What is the taste of Shukto?
Shukto is a stew made of various vegetables accentuated with a pungent and bitter taste derived from mustard oil, and complemented with the flavors of paanch phoron, ginger paste, and chilies.
Is Shukto a dish in Bangla cuisine?
One of the most beloved types of Bengali shukto is a gentle and soothing stew that features a diverse array of vegetables, including sweet potatoes, potatoes, korola (bitter gourd), kachkola (green bananas), pepe (raw papaya), brinjal, shojne (drumsticks), and sheem (flat beans).
Shukto may be a dish that is not well-known outside of Bengali cuisine, but it is a true gem worth discovering. With its combination of bitter and sweet flavors, low spiciness, and healthy ingredients, shukto is a traditional Bengali vegetable dish that is both satisfying and comforting. And with this easy-to-follow recipe guide, you can make shukto at home and experience its unique taste and benefits.
Whether you are a fan of vegetable curries or stews, or you simply enjoy trying new foods from different cultures, shukto is a dish you should definitely add to your list. By using a variety of vegetables cooked in a Bengali five-spice blend called paanch phoron, and adding a masala paste made from ginger, cumin powder, and mustard seeds, you can create a flavorful and nutritious dish that will satisfy your cravings.
So next time you’re searching for something different to cook for dinner, consider making shukto. This traditional Bengali recipe will take your taste buds on an adventure while also being healthy and low in fat. And who knows? Maybe this dish will become one of your new favorites thanks to its mild comforting flavor and variety of veggies. Give shukto a chance – you won’t regret it!
Shukto - Low Spiced Bitter Bengali Vegetable Dish - Healthy Recipe

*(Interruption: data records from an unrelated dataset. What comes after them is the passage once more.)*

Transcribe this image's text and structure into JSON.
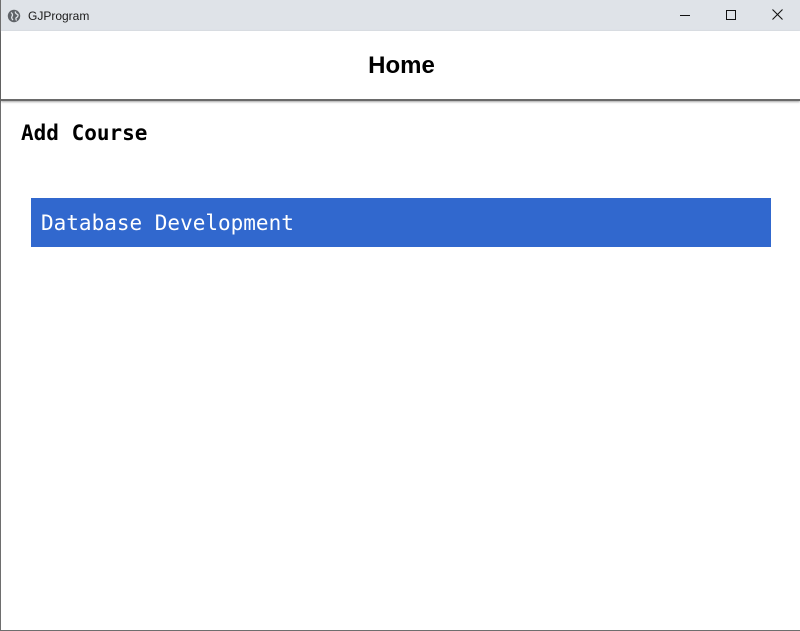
{
  "window": {
    "title": "GJProgram",
    "app_icon": "globe-icon",
    "controls": {
      "minimize_icon": "minimize-icon",
      "maximize_icon": "maximize-icon",
      "close_icon": "close-icon"
    }
  },
  "navbar": {
    "title": "Home"
  },
  "main": {
    "heading": "Add Course",
    "courses": [
      {
        "label": "Database Development",
        "selected": true
      }
    ]
  },
  "colors": {
    "titlebar_bg": "#dfe3e8",
    "selection_bg": "#3168ce",
    "selection_text": "#ffffff"
  }
}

- 50 g bitter melons (melon)
- 100 g raw papayas, peeled
- 2 pieces raw bananas, peeled
- 100 g pumpkin, peeled
- 100 g eggplants (aubergine)
- 1 piece medium sized potato, peeled

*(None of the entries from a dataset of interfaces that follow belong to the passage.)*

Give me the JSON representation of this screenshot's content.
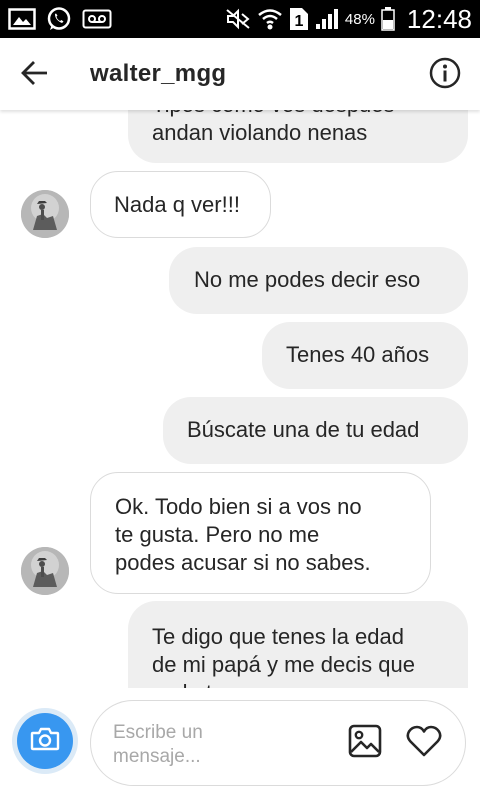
{
  "status_bar": {
    "icons": [
      "image-icon",
      "whatsapp-icon",
      "voicemail-icon",
      "mute-icon",
      "wifi-icon",
      "sim-icon",
      "signal-icon",
      "battery-icon"
    ],
    "sim_label": "1",
    "battery": "48%",
    "time": "12:48"
  },
  "header": {
    "title": "walter_mgg",
    "back_icon": "arrow-left-icon",
    "info_icon": "info-icon"
  },
  "messages": [
    {
      "direction": "outgoing",
      "text": "andan violando nenas",
      "partial_top_text": "Tipos como vos después"
    },
    {
      "direction": "incoming",
      "text": "Nada q ver!!!",
      "avatar": true
    },
    {
      "direction": "outgoing",
      "text": "No me podes decir eso"
    },
    {
      "direction": "outgoing",
      "text": "Tenes 40 años"
    },
    {
      "direction": "outgoing",
      "text": "Búscate una de tu edad"
    },
    {
      "direction": "incoming",
      "lines": [
        "Ok. Todo bien si a vos no",
        "te gusta. Pero no me",
        "podes acusar si no sabes."
      ],
      "avatar": true
    },
    {
      "direction": "outgoing",
      "lines": [
        "Te digo que tenes la edad",
        "de mi papá y me decis que",
        "no la tenes"
      ]
    }
  ],
  "composer": {
    "placeholder": "Escribe un mensaje...",
    "camera_icon": "camera-icon",
    "gallery_icon": "gallery-icon",
    "heart_icon": "heart-icon"
  },
  "colors": {
    "accent": "#3897f0",
    "outgoing_bubble": "#efefef",
    "incoming_border": "#dbdbdb",
    "text": "#262626"
  }
}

- 1 tablespoon ginger paste
- 1 teaspoon panch phoron (equal part of Black mustard, fennel, fenugreek, nigella seeds & cumin)
- 1 teaspoon cumin powder

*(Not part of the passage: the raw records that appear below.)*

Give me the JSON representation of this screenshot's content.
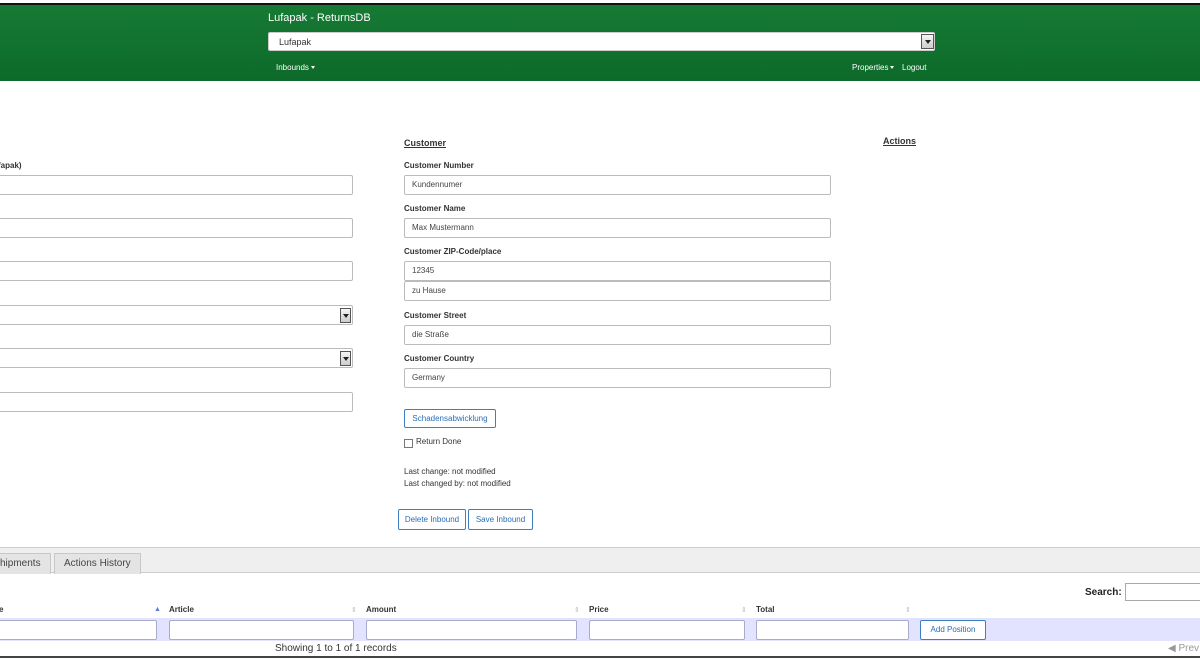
{
  "header": {
    "title": "Lufapak - ReturnsDB",
    "company_select": "Lufapak"
  },
  "nav": {
    "inbounds": "Inbounds",
    "properties": "Properties",
    "logout": "Logout"
  },
  "left": {
    "label_partial": "fapak)"
  },
  "customer": {
    "heading": "Customer",
    "number_label": "Customer Number",
    "number_value": "Kundennumer",
    "name_label": "Customer Name",
    "name_value": "Max Mustermann",
    "zip_label": "Customer ZIP-Code/place",
    "zip_value": "12345",
    "place_value": "zu Hause",
    "street_label": "Customer Street",
    "street_value": "die Straße",
    "country_label": "Customer Country",
    "country_value": "Germany",
    "schaden_button": "Schadensabwicklung",
    "return_done": "Return Done",
    "last_change": "Last change: not modified",
    "last_changed_by": "Last changed by: not modified",
    "delete_button": "Delete Inbound",
    "save_button": "Save Inbound"
  },
  "actions": {
    "heading": "Actions"
  },
  "tabs": {
    "shipments": "hipments",
    "actions_history": "Actions History"
  },
  "table": {
    "search_label": "Search:",
    "columns": [
      "e",
      "Article",
      "Amount",
      "Price",
      "Total"
    ],
    "add_position": "Add Position",
    "info": "Showing 1 to 1 of 1 records",
    "prev": "Prev"
  }
}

- 1 tablespoon poppy seed paste (optional)
- 1 tablespoon rice bran or 1 tablespoon refined oil
- 1/2 teaspoon sugar (optional)
- 500 ml water
- Dice all vegetables in inch long pieces. wash & keep aside in water as raw banana turns black when in direct contact with air.
- Heat Oil in wok/pan. Add panch phoron. As soon as it splutters, add ginger paste. After a minute, add cumin powder. Add all vegetables, stir for 5 minutes. Add salt to taste & poppy seed paste. Stir and pour water. Bring to boil, sim and cover the pan slightly.
- Keep stirring & checking in between for vegetables to be cooked completely. As soon as the vegetables are done(test by taking a piece each and mash/slice with spoon wihtout any difficulty), add sugar. The gravy should not be very thick. Remove from gas oven and serve with rice(brown).